where the baseline abnormality rate is 3 in 1000 (π_{0}=0.0003), a detection of a 7 fold increase is required
(π_{1}=0.0021 or γ=7),
probability of signally P=0.99, and false positive rate of less than 1 in 96000 babies, an alarm is raised if there are 4 (n)
consecutive sets between abnormal babies where each set has less than 475 (η_{1}) normal babies
 Averaged Number of cases needed for a true alarm (α_{1}) represents the number of cases needed to
detect the increase after it has been triggered, and is another measurement of the sensitivity of the model.
In the example an average of 1815 cases is required after abnormality increases from 0.0003 to 0.0021.
Technical consideration :
The algorithm in this calculation is designed specifically to detect relative large

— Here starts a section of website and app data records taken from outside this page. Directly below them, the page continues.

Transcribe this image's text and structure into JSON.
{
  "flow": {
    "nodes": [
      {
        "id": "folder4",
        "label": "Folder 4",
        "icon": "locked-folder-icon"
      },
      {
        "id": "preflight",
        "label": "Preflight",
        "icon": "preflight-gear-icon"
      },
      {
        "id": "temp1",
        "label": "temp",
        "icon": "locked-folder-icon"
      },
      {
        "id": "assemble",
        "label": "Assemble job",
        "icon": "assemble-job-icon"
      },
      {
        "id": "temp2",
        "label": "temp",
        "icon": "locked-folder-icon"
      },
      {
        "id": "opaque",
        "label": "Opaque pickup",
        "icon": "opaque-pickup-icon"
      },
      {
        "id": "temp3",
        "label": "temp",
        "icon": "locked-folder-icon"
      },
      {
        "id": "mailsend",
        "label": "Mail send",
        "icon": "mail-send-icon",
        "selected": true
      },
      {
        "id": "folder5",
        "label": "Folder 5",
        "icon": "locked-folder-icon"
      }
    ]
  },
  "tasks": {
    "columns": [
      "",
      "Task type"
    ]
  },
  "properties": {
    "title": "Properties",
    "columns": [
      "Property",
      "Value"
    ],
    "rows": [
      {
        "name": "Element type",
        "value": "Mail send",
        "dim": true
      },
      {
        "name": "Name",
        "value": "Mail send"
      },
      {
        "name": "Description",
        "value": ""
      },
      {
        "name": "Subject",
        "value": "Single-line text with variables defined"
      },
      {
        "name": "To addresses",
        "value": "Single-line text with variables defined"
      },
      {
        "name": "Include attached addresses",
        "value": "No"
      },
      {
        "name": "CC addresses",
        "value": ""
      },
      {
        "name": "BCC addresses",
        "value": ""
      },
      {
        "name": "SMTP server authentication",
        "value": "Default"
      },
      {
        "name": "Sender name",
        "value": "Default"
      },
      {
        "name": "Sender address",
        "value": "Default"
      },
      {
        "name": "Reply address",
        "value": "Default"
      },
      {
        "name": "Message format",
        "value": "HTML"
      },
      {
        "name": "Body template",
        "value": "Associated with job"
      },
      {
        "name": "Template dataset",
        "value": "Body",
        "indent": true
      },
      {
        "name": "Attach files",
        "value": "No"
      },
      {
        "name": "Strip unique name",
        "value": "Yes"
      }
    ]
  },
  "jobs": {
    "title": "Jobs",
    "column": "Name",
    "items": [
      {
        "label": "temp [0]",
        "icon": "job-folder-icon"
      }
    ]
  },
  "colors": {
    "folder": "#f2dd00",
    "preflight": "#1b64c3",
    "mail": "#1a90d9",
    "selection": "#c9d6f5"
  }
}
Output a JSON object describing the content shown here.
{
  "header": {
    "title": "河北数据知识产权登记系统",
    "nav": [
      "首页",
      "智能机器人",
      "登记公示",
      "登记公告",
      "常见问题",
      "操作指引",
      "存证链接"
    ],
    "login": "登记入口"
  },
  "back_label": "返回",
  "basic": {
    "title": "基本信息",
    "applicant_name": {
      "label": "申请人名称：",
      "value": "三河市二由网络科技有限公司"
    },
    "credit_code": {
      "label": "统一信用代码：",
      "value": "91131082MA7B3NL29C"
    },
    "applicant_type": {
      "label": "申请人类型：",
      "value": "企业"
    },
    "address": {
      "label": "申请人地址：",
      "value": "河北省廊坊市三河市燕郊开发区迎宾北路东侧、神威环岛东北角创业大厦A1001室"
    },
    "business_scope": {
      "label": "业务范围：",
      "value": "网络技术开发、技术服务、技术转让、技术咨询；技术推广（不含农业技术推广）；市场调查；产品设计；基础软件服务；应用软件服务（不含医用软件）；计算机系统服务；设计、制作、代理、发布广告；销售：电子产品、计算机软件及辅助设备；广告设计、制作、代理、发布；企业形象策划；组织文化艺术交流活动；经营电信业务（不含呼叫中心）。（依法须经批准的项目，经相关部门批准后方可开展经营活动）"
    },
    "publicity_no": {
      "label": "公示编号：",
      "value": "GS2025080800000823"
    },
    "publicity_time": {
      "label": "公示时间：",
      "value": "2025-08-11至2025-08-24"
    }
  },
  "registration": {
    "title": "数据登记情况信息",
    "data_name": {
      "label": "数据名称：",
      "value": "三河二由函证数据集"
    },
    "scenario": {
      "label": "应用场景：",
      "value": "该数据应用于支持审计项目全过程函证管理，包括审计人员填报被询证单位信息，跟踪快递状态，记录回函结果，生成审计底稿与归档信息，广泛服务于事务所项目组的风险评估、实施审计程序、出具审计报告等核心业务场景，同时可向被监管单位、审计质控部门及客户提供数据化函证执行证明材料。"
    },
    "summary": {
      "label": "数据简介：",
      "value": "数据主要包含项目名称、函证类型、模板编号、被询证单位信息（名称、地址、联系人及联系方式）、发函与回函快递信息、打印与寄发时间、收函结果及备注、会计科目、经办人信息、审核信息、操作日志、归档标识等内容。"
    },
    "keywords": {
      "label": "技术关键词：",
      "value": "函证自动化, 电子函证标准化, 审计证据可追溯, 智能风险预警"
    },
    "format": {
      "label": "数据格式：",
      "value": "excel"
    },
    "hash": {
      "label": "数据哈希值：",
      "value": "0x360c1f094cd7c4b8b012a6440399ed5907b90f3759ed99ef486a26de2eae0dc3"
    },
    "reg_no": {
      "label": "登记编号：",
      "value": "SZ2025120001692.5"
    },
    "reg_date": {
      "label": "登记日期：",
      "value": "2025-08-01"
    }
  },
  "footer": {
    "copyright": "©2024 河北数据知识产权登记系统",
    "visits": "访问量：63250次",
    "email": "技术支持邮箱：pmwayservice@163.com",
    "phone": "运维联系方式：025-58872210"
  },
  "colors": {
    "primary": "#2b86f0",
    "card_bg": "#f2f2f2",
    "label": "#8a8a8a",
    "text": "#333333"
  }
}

increased from a very low base proportion, where both normal and binomial distributions are prone to error and where
the more appropriate geometric distribution is used. Chen provided examples from 1 in 1,000 (π_{0}=0.001)
to 1 in 10,000 (π_{0}=0.0001). At this level, some of the more complicated calculations can be bypassed
and approximations used, which made computations much easier. These approximations will be increasingly inappropriate
when the proportions are closer 0.5, so algorithms based on binomial distribution should then be used.
Differences between these calculations and Chen's paper :
The following differences should be noted by the user. Users
are particularly encouraged to read the original paper by Chen and draw their own conclusions whether the differences in these
calculations are acceptable.
 Chen's paper is clinically orientated, specifically towards the detection of malformations in babies. Calculations
are therefore based on time intervals (false alarm once in 20 years). These are then translated by multiplying the birth rate
so that the statistical calculations ultimately are based on the number of cases (number of babies normal and abnormal).
The calculations in StatTools has left time out altogether, and are based entirely on number of cases. This simplifies
presentation, and also provides flexibility to use the program in other situations than fetal malformation.
 Chen's paper was published in 1978 before computers became ubiquitous. The calculations focussed on making it easy to
do by hand, and whenever possible approximations were used. Mathematical rounding was also different to the precisions
modern computers are capable of. As a result, the output from StatTools programs are often slightly different to those
from Chen's paper. Using π_{0}=0.0003, η_{0}=(1π_{0})/π_{0} = 3332 (formula 2.1),
but Chen used an approximation of 3330 instead. An intermediary parameter where k= log(1P)/γ = 0.6579 to 4 decimal
places were given in Chen's paper as 0.66, and the final α_{0} was presented as 1807 in the paper instead of
1815 using greater precisions by StatTools. The opinion from StatTools is that these differences are
caused by approximations and different rounding conventions, and are trivial and inconsequential to statistical decisions.
However users should decide for themselves whether these differences are acceptable.
 Chen's paper has two parts. The first is to detect an increase using continuous monitoring from a single source of data.
The second was to gather data from multiple sources, and analyse them at regular intervals to see if an increase has occurred.
StatTools only translated the first part, as it is simple to carry out. The second part requires the inclusion of
more parameters such as false positive rate in terms of time, and time intervals for periodic inspection of the data.
Users may wish to access and translate this second part themselves from the original publication.
Chen R (1978) A Surveillance System for Congenital Malformations.
Journal of the American Statistical Association 72: p.323327